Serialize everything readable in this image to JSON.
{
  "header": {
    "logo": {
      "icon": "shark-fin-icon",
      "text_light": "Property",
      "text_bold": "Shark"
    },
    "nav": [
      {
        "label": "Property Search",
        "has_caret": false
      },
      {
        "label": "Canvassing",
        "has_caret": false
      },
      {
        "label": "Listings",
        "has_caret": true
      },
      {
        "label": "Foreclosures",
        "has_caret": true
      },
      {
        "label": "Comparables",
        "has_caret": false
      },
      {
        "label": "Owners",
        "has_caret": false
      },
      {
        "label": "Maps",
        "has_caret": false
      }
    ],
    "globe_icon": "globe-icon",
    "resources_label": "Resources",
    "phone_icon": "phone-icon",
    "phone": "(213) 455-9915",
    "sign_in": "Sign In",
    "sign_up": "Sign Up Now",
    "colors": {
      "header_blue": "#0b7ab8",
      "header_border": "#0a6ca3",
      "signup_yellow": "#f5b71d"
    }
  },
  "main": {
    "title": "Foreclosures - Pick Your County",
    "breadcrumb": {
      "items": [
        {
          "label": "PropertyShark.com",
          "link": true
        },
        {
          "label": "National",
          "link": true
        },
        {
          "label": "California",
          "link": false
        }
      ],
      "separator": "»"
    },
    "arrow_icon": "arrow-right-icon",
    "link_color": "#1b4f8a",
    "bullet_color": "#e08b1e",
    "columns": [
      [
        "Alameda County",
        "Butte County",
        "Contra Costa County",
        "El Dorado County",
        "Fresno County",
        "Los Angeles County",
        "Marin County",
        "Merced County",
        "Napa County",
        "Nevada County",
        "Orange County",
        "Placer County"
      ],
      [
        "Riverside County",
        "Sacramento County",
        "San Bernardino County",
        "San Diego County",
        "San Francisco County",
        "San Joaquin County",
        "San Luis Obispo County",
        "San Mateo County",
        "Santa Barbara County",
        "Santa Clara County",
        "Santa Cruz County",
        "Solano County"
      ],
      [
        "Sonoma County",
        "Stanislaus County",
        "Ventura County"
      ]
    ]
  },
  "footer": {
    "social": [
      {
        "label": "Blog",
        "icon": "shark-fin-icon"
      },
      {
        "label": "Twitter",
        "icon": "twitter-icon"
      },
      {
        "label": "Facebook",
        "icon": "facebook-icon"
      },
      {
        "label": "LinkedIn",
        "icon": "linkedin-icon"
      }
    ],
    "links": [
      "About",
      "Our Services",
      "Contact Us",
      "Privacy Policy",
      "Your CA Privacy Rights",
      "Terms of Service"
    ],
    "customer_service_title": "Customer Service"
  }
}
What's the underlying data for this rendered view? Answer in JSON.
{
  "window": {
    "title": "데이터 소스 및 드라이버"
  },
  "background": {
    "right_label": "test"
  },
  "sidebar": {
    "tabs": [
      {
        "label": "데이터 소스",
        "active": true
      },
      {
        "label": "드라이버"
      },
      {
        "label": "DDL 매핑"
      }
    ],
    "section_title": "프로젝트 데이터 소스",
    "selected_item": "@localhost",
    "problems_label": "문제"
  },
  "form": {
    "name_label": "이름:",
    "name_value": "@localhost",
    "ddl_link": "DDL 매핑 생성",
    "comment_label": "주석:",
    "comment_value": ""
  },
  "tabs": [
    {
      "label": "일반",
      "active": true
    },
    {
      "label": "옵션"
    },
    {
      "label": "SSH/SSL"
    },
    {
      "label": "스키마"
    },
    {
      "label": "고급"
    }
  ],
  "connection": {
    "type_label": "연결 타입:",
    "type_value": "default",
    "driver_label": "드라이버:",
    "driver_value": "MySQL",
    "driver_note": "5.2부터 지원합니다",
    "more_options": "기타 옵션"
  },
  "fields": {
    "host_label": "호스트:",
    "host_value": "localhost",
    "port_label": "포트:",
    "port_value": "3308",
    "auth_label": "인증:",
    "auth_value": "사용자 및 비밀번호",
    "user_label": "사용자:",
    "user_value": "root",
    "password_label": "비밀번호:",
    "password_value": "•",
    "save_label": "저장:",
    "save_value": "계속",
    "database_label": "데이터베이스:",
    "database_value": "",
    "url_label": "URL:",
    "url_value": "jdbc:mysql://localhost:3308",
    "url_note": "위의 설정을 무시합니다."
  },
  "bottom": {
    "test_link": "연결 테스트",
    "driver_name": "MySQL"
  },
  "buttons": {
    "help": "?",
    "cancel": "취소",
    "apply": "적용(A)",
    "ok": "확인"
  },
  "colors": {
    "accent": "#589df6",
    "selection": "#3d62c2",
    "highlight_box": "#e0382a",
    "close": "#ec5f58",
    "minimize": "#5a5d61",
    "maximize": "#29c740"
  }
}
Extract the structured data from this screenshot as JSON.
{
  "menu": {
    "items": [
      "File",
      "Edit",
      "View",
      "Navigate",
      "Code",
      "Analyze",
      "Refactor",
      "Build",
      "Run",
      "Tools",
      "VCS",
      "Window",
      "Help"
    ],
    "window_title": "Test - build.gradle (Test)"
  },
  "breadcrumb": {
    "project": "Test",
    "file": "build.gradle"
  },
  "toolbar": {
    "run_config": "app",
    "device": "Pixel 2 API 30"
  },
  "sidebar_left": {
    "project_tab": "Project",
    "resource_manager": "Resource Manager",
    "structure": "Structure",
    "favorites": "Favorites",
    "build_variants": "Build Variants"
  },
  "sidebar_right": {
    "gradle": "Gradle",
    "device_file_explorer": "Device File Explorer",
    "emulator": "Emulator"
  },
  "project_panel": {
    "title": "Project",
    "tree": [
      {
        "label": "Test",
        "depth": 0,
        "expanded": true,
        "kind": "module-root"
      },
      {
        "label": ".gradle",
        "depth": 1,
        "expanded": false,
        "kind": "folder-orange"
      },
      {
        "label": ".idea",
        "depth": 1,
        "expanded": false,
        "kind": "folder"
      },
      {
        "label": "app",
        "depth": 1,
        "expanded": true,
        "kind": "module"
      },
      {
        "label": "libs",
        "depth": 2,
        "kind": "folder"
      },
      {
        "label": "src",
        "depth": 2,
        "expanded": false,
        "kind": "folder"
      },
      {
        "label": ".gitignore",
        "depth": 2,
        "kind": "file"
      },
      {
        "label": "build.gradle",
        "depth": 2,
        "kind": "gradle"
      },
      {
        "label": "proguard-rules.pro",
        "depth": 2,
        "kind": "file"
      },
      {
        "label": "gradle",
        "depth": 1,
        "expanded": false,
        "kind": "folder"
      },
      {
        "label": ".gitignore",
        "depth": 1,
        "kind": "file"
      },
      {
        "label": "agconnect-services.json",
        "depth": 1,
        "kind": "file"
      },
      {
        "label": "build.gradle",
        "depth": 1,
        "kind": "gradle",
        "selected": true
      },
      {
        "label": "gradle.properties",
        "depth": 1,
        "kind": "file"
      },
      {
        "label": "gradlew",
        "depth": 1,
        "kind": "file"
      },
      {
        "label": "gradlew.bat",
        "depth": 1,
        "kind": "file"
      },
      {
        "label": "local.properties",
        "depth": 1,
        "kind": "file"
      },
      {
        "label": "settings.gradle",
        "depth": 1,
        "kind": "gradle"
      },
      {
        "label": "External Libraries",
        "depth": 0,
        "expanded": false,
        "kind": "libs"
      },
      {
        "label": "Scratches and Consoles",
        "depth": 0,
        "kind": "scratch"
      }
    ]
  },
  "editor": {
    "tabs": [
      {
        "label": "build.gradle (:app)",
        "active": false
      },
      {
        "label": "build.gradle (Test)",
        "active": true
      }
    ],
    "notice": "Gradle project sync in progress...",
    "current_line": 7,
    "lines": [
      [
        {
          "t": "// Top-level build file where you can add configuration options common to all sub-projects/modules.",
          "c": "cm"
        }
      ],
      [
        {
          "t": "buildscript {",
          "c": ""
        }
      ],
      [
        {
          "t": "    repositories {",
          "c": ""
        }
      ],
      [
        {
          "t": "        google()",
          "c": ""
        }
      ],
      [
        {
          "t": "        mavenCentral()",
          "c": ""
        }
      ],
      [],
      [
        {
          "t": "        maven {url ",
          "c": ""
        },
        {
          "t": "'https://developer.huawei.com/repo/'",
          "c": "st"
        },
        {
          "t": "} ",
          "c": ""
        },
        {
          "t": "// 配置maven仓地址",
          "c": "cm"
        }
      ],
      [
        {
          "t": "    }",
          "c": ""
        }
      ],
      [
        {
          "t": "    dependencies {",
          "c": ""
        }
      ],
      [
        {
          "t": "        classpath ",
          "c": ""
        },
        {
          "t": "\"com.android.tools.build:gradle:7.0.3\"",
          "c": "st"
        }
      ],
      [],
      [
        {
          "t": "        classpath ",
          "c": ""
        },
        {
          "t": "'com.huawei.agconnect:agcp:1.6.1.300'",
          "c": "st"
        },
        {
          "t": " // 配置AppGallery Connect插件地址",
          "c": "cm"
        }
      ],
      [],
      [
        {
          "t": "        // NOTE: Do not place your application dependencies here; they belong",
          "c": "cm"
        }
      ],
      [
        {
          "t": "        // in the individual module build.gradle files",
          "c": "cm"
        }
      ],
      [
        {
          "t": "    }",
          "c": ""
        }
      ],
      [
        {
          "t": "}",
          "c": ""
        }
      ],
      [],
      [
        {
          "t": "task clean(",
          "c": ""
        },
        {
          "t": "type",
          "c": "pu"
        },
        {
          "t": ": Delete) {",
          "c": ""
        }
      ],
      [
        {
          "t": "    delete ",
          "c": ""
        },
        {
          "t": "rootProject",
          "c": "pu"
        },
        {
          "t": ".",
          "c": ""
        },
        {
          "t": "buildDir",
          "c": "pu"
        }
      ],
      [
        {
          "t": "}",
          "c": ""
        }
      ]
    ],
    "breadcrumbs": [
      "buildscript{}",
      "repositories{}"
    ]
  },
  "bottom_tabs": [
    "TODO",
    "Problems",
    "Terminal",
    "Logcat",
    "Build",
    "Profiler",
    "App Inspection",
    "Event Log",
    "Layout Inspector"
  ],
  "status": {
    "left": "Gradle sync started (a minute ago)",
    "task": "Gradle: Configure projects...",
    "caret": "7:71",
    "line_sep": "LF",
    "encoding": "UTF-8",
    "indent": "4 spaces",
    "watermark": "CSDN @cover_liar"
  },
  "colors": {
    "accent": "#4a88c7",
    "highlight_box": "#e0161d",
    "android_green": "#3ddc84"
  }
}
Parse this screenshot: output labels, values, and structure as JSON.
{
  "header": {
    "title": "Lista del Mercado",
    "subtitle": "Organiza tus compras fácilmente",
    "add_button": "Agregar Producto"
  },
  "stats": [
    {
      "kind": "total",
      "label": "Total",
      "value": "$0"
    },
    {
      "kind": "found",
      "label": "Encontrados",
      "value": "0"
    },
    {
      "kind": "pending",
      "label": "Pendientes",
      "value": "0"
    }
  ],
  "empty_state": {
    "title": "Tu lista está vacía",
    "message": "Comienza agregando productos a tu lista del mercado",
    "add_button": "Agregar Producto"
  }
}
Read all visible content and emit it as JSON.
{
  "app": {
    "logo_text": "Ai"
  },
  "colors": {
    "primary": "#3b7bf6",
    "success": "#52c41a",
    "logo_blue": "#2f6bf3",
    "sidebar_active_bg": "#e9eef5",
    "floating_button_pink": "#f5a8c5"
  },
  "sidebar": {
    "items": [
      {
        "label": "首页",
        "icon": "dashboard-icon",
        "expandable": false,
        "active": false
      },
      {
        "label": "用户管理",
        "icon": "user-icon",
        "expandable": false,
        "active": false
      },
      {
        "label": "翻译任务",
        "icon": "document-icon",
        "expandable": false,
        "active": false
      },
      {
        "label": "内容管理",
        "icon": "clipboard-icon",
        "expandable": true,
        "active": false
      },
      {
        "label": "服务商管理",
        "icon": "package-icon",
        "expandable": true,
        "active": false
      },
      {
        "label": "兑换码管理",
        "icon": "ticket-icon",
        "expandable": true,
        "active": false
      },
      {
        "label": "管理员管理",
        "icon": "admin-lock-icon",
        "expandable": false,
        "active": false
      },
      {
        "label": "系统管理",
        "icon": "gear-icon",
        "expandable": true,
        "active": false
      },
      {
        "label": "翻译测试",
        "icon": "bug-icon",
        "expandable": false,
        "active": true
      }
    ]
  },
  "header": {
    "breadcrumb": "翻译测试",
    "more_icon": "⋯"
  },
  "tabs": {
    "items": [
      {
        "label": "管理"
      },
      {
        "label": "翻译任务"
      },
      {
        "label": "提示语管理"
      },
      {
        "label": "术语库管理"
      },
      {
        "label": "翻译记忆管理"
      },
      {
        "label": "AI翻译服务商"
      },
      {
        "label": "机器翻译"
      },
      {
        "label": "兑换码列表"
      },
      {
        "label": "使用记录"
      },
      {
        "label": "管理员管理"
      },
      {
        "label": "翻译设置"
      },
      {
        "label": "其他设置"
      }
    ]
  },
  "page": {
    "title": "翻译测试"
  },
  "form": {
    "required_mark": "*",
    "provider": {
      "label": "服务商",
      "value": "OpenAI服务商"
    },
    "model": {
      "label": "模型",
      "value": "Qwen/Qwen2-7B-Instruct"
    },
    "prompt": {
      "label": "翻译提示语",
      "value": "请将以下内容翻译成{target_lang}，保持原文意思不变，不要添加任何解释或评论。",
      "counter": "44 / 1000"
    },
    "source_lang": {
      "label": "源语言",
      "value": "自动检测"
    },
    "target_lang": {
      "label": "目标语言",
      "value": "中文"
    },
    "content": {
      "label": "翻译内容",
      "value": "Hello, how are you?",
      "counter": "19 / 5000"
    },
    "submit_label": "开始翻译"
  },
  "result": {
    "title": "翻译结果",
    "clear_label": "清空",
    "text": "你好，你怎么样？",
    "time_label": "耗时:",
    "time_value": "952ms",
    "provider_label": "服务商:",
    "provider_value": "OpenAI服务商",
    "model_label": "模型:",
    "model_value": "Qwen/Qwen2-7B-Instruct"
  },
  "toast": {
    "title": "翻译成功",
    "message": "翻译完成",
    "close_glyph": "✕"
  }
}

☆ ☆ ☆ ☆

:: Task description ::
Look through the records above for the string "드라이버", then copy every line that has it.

:: Task output ::
    "title": "데이터 소스 및 드라이버"
        "label": "드라이버"
    "driver_label": "드라이버:",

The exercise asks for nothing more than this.